investing

Investors, How Much Risk Can You Stand?

If you are taking on more risk than you can emotionally tolerate, you’ll hit the panic button and sell at the worst possible time.

The investing world is full of unknowns these days. We’re grappling with a new—and very different—administration in Washington, along with more-familiar concerns about the economy, corporate earnings and geopolitical developments. The only certainty is that volatility will escalate, so be prepared for a few gut checks as the market zigs and zags. Knowing more about your tolerance for risk can help you design a portfolio that will ensure you can meet your goals without losing sleep.

But recognize that such de-risking comes with the trade-off of diminished rewards. Maybe you’ll have to retire at age 67 instead of 65, or maybe you’ll decide to spend less and save more. Conversely, you might have an appetite for adventure when it comes to investing, but if you are only a year or two from retirement (or some other goal), then your capacity for risk taking with the assets required to meet that goal is virtually zero.

Nature, not nurture. One misconception about risk tolerance is that it varies with whatever is going on in the market. In fact, the psychological aspect of risk tolerance is just as much a part of your personality as, say, introversion or extroversion. Risk tolerance remains remarkably stable during market gyrations and throughout one’s lifetime (although major life events, such as marriage or the birth of children, can change your appetite for risk). Interestingly, risk tolerance is not necessarily consistent in all aspects of one’s life: You could be a stock market ninny who skydives or a gambler who likes to hug the right lane and drive just below the speed limit.

What can change with the market is your perception of risk, which wanes in boom times and waxes as markets head south. In other words, whatever your tolerance might be, a turbulent market can make you overestimate the level of risk. The best way to avoid any rash decisions is to maintain a well-diversified portfolio, which tends to smooth out returns over time, and to think long term. Don’t obsess over your account balances, and turn off TV financial commentators if they spook you.

The good news is that for many investors, extreme risk taking or risk avoidance is on the way out, according to 401(k) plan data from Fidelity Investments. Fifteen years ago, some 45% of savers had either 100% or 0% of assets invested in stocks. Now, only 12% of accounts are at those extremes, thanks in part to the advent of target-date funds, which automatically diversify holdings across assets that are appropriate for a specified time horizon.

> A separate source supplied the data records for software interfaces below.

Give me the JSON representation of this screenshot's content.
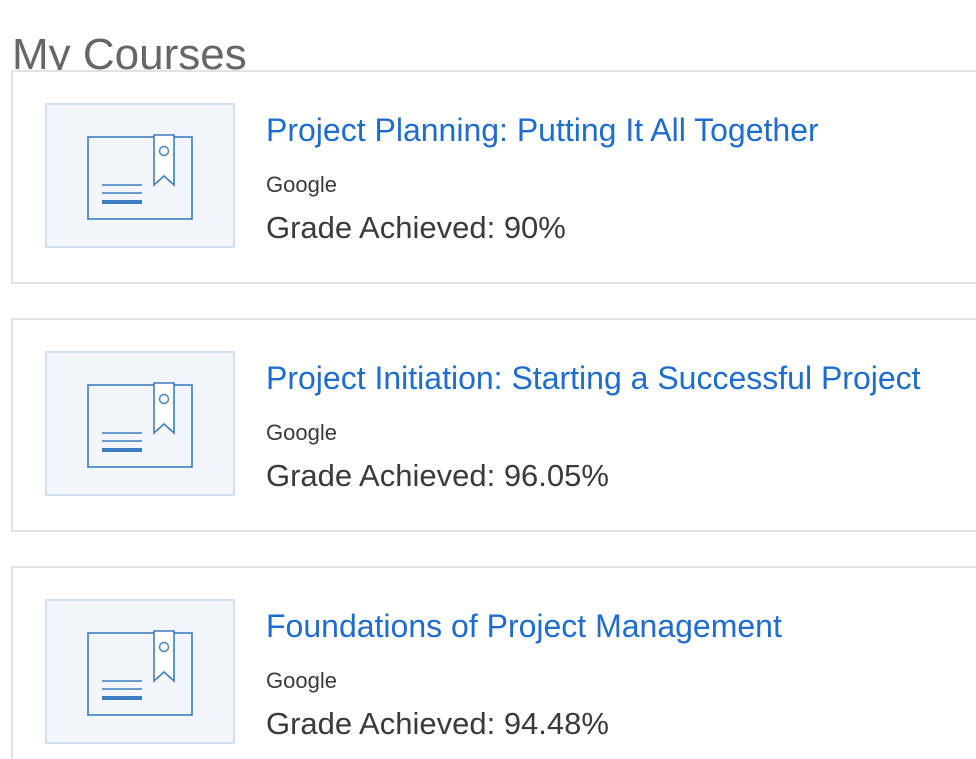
{
  "page": {
    "title": "My Courses"
  },
  "courses": [
    {
      "title": "Project Planning: Putting It All Together",
      "org": "Google",
      "grade": "Grade Achieved: 90%",
      "icon": "certificate-icon"
    },
    {
      "title": "Project Initiation: Starting a Successful Project",
      "org": "Google",
      "grade": "Grade Achieved: 96.05%",
      "icon": "certificate-icon"
    },
    {
      "title": "Foundations of Project Management",
      "org": "Google",
      "grade": "Grade Achieved: 94.48%",
      "icon": "certificate-icon"
    }
  ],
  "colors": {
    "link": "#1f6ccf",
    "icon_stroke": "#3d7fc1",
    "thumb_bg": "#f2f6fb",
    "thumb_border": "#cfe0f3",
    "card_border": "#e2e2e2"
  }
}
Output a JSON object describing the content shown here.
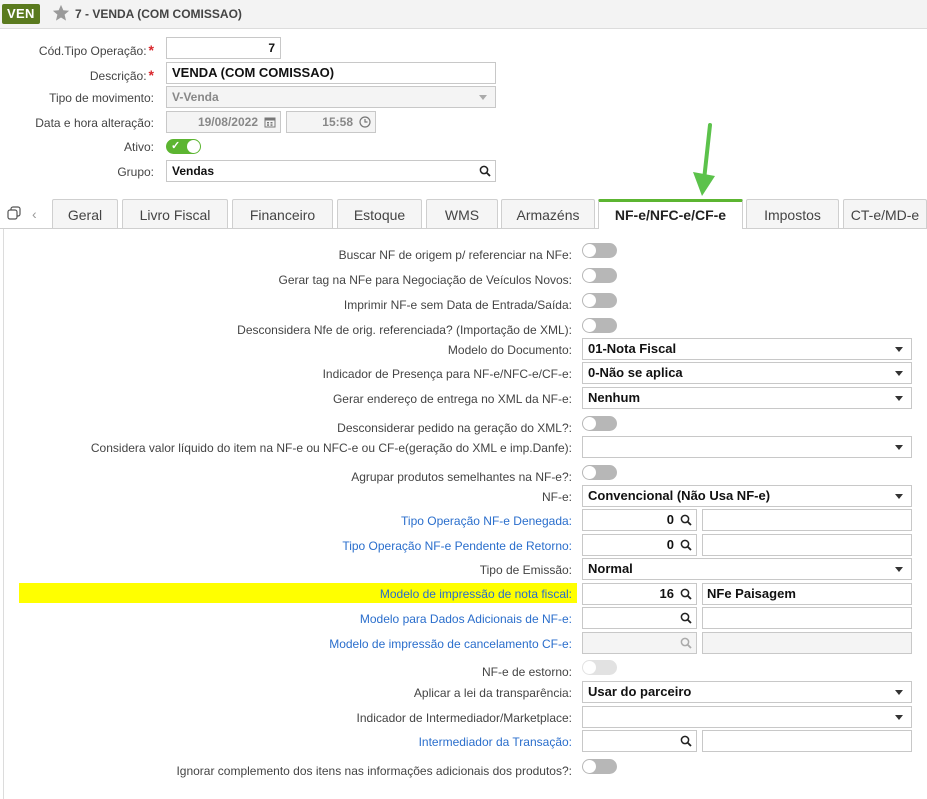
{
  "titlebar": {
    "badge": "VEN",
    "title": "7 - VENDA (COM COMISSAO)"
  },
  "header": {
    "cod_label": "Cód.Tipo Operação:",
    "cod_value": "7",
    "desc_label": "Descrição:",
    "desc_value": "VENDA  (COM COMISSAO)",
    "tipo_label": "Tipo de movimento:",
    "tipo_value": "V-Venda",
    "data_label": "Data e hora alteração:",
    "date_value": "19/08/2022",
    "time_value": "15:58",
    "ativo_label": "Ativo:",
    "ativo_on": true,
    "grupo_label": "Grupo:",
    "grupo_value": "Vendas"
  },
  "tabs": [
    {
      "label": "Geral",
      "active": false
    },
    {
      "label": "Livro Fiscal",
      "active": false
    },
    {
      "label": "Financeiro",
      "active": false
    },
    {
      "label": "Estoque",
      "active": false
    },
    {
      "label": "WMS",
      "active": false
    },
    {
      "label": "Armazéns",
      "active": false
    },
    {
      "label": "NF-e/NFC-e/CF-e",
      "active": true
    },
    {
      "label": "Impostos",
      "active": false
    },
    {
      "label": "CT-e/MD-e",
      "active": false
    }
  ],
  "fields": {
    "buscar_nf": {
      "label": "Buscar NF de origem p/ referenciar na NFe:",
      "on": false
    },
    "gerar_tag": {
      "label": "Gerar tag na NFe para Negociação de Veículos Novos:",
      "on": false
    },
    "imprimir_nfe": {
      "label": "Imprimir NF-e sem Data de Entrada/Saída:",
      "on": false
    },
    "desconsidera_nfe": {
      "label": "Desconsidera Nfe de orig. referenciada? (Importação de XML):",
      "on": false
    },
    "modelo_doc": {
      "label": "Modelo do Documento:",
      "value": "01-Nota Fiscal"
    },
    "indicador_presenca": {
      "label": "Indicador de Presença para NF-e/NFC-e/CF-e:",
      "value": "0-Não se aplica"
    },
    "gerar_endereco": {
      "label": "Gerar endereço de entrega no XML da NF-e:",
      "value": "Nenhum"
    },
    "desconsiderar_pedido": {
      "label": "Desconsiderar pedido na geração do XML?:",
      "on": false
    },
    "considera_valor": {
      "label": "Considera valor líquido do item na NF-e ou NFC-e ou CF-e(geração do XML e imp.Danfe):",
      "value": ""
    },
    "agrupar": {
      "label": "Agrupar produtos semelhantes na NF-e?:",
      "on": false
    },
    "nfe": {
      "label": "NF-e:",
      "value": "Convencional (Não Usa NF-e)"
    },
    "tipo_op_denegada": {
      "label": "Tipo Operação NF-e Denegada:",
      "value": "0",
      "desc": ""
    },
    "tipo_op_pendente": {
      "label": "Tipo Operação NF-e Pendente de Retorno:",
      "value": "0",
      "desc": ""
    },
    "tipo_emissao": {
      "label": "Tipo de Emissão:",
      "value": "Normal"
    },
    "modelo_impressao": {
      "label": "Modelo de impressão de nota fiscal:",
      "value": "16",
      "desc": "NFe Paisagem"
    },
    "modelo_dados_adicionais": {
      "label": "Modelo para Dados Adicionais de NF-e:",
      "value": "",
      "desc": ""
    },
    "modelo_cancelamento": {
      "label": "Modelo de impressão de cancelamento CF-e:",
      "value": "",
      "desc": ""
    },
    "nfe_estorno": {
      "label": "NF-e de estorno:",
      "on": false
    },
    "aplicar_lei": {
      "label": "Aplicar a lei da transparência:",
      "value": "Usar do parceiro"
    },
    "indicador_intermediador": {
      "label": "Indicador de Intermediador/Marketplace:",
      "value": ""
    },
    "intermediador": {
      "label": "Intermediador da Transação:",
      "value": "",
      "desc": ""
    },
    "ignorar_complemento": {
      "label": "Ignorar complemento dos itens nas informações adicionais dos produtos?:",
      "on": false
    }
  },
  "colors": {
    "accent": "#5cb531",
    "link": "#2a6ecc",
    "highlight": "#ffff00",
    "badge": "#5a7a1e"
  }
}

Most Popular

Your Guide to Roth Conversions
Special Report
Tax Breaks

Your Guide to Roth Conversions

A Kiplinger Special Report
February 25, 2021
Dividend Increases: 14 Stocks That Have Doubled Their Payouts
dividend stocks

Dividend Increases: 14 Stocks That Have Doubled Their Payouts

Looking for companies executing substantial dividend increases? These 14 stocks have upped the payout ante by a minimum of 100% this year.
November 26, 2021
Resist the Impulse to Buy These 14 Holiday Gifts
shopping

Resist the Impulse to Buy These 14 Holiday Gifts

Don't let those holiday sale promotions persuade you into buying something now that will be much cheaper later.
November 18, 2021

Recommended

5 Stocks to Sell for 2022
stocks to sell

5 Stocks to Sell for 2022

Sometimes, even good companies make for less-than-desirable investments. These five stocks look like Sells heading into 2022.
December 7, 2021
How Leveraging Alternative Assets and Modern Portfolio Theory Can Help Investors Improve Returns
investing

How Leveraging Alternative Assets and Modern Portfolio Theory Can Help Investors Improve Returns

To help manage risks and possibly boost returns, everyday investors should think about including alt investments in their portfolios. Here’s how to ap…
December 4, 2021
12 States That Tax Social Security Benefits
social security

12 States That Tax Social Security Benefits

You may have dreamed of a tax-free retirement, but if you live in one of these states, your Social Security benefits may be subject to state taxes.
December 2, 2021
What’s Your Retirement Number? Don’t Just Go by the 4% Rule
retirement planning

What’s Your Retirement Number? Don’t Just Go by the 4% Rule

To help make sure your retirement income covers your needs and lasts for a lifetime, you need a custom plan. The 4% rule of thumb is a handy starting…
December 1, 2021